Second, Norales argues that the district judge abused her discretion in denying his request to replace appointed counsel. This claim fails because each of the factors relevant to this exercise of discretion were met here. See United States v. Mendez-Sanchez, 563 F.3d 935, 942 (9th Cir. 2009). First, because the trial was set to begin in just four days and because there had already been two previous continuations, the district judge reasonably concluded that Norales's motion was untimely. Id. Second, the district judge engaged in an "extensive[]" inquiry into the concerns voiced by Norales. Id. at 943. Third, the district judge found that defense counsel would not have been able to "represent[] Mr. Norales, as well as he has represented him, had there been a breakdown in the relationship," and there is no evidence to suggest that this finding was erroneous. Indeed, just before the start of the ex parte proceedings on this motion, Norales stated: "Mr. Kewalramani, who is my counsel for the last 11 months, he has been diligently preparing for trial."

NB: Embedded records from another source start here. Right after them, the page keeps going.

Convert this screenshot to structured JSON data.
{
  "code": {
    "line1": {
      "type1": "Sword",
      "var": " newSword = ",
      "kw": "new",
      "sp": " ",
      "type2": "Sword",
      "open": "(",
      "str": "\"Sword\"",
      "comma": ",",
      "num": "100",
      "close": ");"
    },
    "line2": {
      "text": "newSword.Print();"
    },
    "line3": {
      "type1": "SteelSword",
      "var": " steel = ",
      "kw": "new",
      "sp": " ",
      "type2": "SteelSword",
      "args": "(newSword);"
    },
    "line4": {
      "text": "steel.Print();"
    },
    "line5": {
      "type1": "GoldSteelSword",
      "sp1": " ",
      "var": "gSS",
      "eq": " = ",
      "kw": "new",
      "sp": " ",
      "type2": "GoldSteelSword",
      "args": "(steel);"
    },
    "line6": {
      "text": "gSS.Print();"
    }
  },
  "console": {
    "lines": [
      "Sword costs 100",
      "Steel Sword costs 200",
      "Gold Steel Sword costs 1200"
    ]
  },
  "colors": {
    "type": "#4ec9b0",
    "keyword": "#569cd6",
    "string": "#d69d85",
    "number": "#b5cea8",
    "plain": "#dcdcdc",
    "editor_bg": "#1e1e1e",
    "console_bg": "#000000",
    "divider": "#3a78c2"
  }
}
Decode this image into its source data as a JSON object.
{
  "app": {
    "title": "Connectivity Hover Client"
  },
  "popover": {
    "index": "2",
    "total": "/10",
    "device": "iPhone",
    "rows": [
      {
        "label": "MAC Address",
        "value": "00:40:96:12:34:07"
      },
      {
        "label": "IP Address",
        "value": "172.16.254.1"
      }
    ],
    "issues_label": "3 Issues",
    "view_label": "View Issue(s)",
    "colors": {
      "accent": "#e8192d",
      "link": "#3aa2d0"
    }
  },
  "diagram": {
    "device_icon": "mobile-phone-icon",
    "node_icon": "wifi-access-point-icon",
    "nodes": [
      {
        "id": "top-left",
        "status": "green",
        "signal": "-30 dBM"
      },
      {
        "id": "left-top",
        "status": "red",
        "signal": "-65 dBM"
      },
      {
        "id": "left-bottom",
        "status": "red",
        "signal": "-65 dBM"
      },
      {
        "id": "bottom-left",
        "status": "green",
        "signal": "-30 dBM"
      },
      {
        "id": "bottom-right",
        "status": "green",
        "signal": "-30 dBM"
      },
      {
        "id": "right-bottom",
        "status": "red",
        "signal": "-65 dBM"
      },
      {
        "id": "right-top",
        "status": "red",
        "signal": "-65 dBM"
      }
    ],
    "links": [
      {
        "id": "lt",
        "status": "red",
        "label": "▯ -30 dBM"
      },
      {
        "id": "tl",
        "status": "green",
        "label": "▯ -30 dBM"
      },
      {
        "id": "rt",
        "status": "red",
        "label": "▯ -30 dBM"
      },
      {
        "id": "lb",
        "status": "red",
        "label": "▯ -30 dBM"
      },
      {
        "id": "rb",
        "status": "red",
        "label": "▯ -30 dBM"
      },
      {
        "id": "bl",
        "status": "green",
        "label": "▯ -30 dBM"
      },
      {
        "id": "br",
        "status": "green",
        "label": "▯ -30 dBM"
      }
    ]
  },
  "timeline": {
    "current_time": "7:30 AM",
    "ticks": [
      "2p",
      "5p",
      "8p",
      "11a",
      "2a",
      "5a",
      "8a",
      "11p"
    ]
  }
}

Norales's final claim is that the district judge erred in overruling his objection to the removal of a prospective juror under Batson v. Kentucky, 476 U.S. 79 (1986). This claim fails at the threshold because "[a] defendant cannot satisfy his 'ultimate burden' [of establishing racial motivation] if he does not offer any evidence to rebut the prosecutor's race-neutral explanation." Boyde v. Brown, 404 F.3d 1159, 1171 (9th Cir. 2005), as amended on reh'g, 421 F.3d 1154 (9th Cir. 2005). After the prosecutor here gave his reasons for the exercise of the peremptory strike, Norales's attorney said nothing. Moreover, after carefully analyzing the plausibility of the prosecutor's race-neutral explanations, the district judge rejected the objection to the peremptory challenge. Because this finding "turns largely on an 'evaluation of credibility[,]' [t]he trial court's determination is entitled to 'great deference' and 'must be sustained unless it is clearly erroneous.'" Felkner v. Jackson, 131 S. Ct. 1305, 1307 (2011) (per curiam) (citations omitted). Our review of the record persuades us that the district judge's ruling was not clearly erroneous.